Introducing the American Robin Expert
the Robin Expert, Laura Erickson
1) Any childhood memory that was important in guiding
you into your occupation?; how did you become interested in this Field?
I was very little, if I was noisy in the morning when my mother was
trying to sleep, she'd make me come in her bed. I was never sleepy in
the morning, so I decided to start reading the encyclopedias on her
bed headboard bookcase. I started with A and read all the way through
that one. Then I started the B one, and read all the way through BIRD.
That article was so fascinating that after that, I just read about birds
over and over and over, until I had the whole long article about birds
I lived in Chicago, and didn't know how to learn about birds other than
that enclyclopedia article, but I loved listening to House Sparrows
cheeping at dusk, and robins and cardinals singing early in the morning.
I spent a lot of time whistling to cardinals and getting them to whistle
2) Any person, role model or leading authority that greatly influenced
you? (a parent, 6th grade teacher, scientist etc...)
My fifth grade teacher was very understanding about how I cared
about animals but still wanted to learn all about them. When our class
dissected worms, I had trouble choosing an earthworm to dissect, because
I identified with them. He told me he would find me a worm that was
already dead. Unfortunately, none of my teachers was a bird watcher
or helped me learn more about them. But I'm proud that I figured out
how on my own.
3) Your background:(job title, profession, education/training etc...)
I started out as a teacher, with a degree in elementary education
and two years of graduate courses in environmental education, taking
lots of zoology classes. When I was teaching junior high school in Madison,
Wisconsin, I started writing articles about birds for the newspaper
there. In Duluth, when I was staying at home while my kids were little,
I started doing a little radio program about birds--soon people were
bringing me hurt birds to take care of, and so I learned how to do it
right and got a license to rehabilitate wildlife. This is how I got
interested in nighthawks, from taking care of them, and soon started
wondering about some things about how their bodies worked, and started
studying about that. I'm sort of working on a Ph.D. studying nighthawk
digestion right now, but haven't been able to devote any time to it
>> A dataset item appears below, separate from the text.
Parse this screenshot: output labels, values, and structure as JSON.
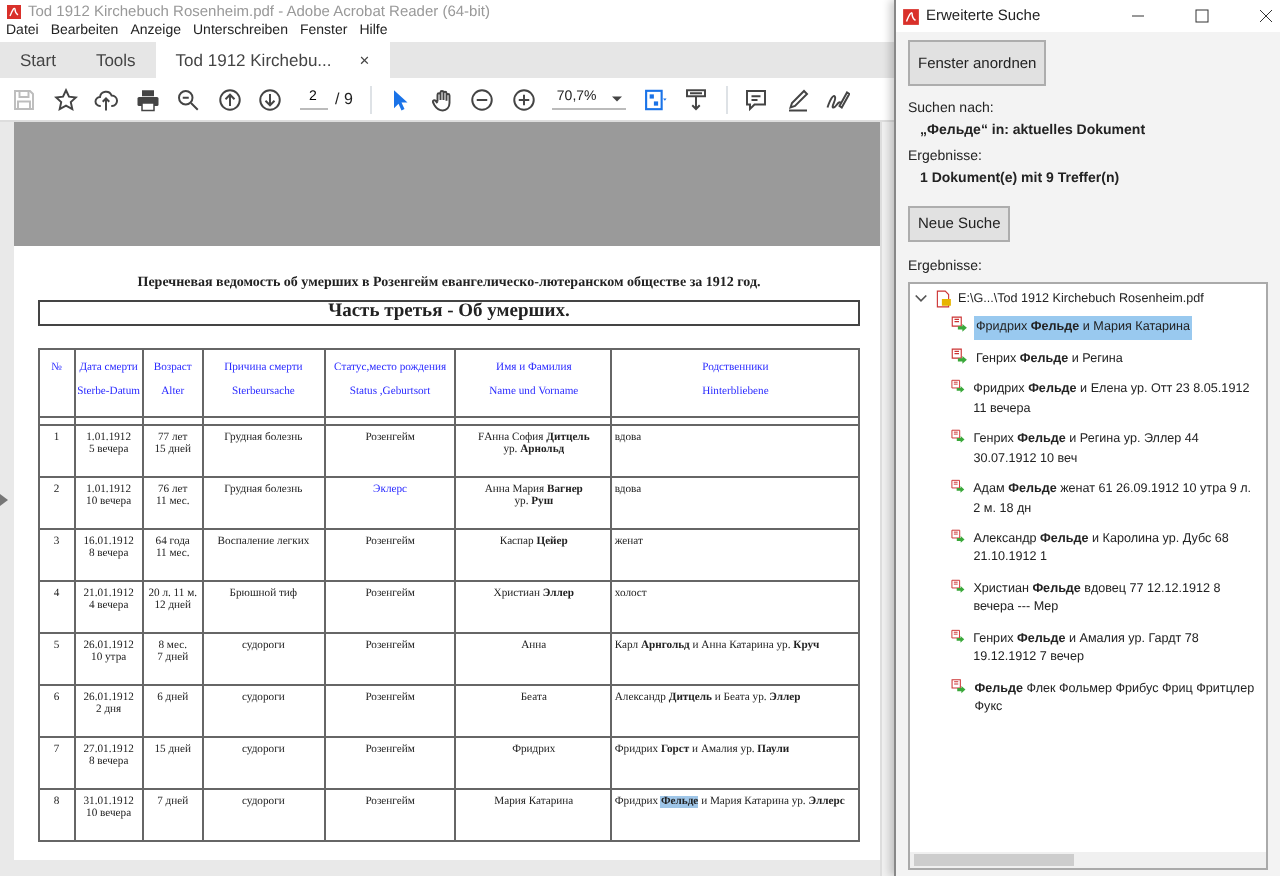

in a while. Now I mainly write about birds for Journey North, and work
on books and magazine and newspaper articles, too.
4) Favorite work story or experience: (One of your most exciting, memorable,
or exhilarating experiences in the Field!)
think winning the National Outdoor Book Award for Sharing the Wonder
of Birds with Kids is what I 'm proudest of
Every year I do surveys for the U.S. Fish and Wildlife Service/National
Biological Survey. I've had a lot of cool experiences--like imitating
a baby raven and getting the parents to fly right down within inches
of me, looking to see where I was hiding the baby. Once I whistled back
to a Pine Grosbeak and it came closer and closer until it lighted right
on my finger! I've had a Golden-crowned and a Ruby-crowned Kinglet land
on me, too.
The first nighthawk I ever took care of was ready to be released in
August, on an evening when lots of nighthawks were migrating. He flew
up in the sky and headed west (to clear Lake Superior) straight into
the setting sun.
But suddenly he turned around and flew right back to me! He circled
over my head two or three times, as if he really wanted to say good-by,
and then left for good.
5) What advice can you provide to a student who might be interested
in working in your occupation some day?
Learn as much about math and science as you can, and when you have
to write a report about anything, try to have fun with it. Explain the
things about the topic that really interest you, and write it in a way
that tries to get your teacher really interested, too.
6) Any family members, including pets?
am a mom with 3 kids--a 17-year old son, 15-year-old daughter, and 13-year-old
son. We have a big dog named Betsy and a little dog named Photon (named
because she's like a tiny particle of light and energy). I also have
a parrot named Pickles and a lovebird named Rosie.
7) Favorite book(s), Favorite food(s), Any hobbies?
I love reading just about any bird book. My favorites are The Audubon
Society Encyclopedia of North American Birds (it has just about EVERYTHING
a person could want to know about birds), The Nights of the Pufflings,
a really neat non-fiction picture story book about some kids in Iceland
who save thousands of baby puffins all on their own every year, and
Kingbird Highway by Kenn Kaufman, about how a teenager spent a year
birdwatching all over North America, seeing 671 species in a single
year. I've been birding for 25 years, and last spring reached my goal
of seeing 600 species in North America. Now my goal is to search for
birds farther away. Next stop: Costa Rica!!
My favorite foods are pizza and ice cream. I like writing haikus and
watching all kinds of movies.
Journey North Science Writer
here to learn more about Laura, the wonderful books she's written,
and much more information "For the Birds".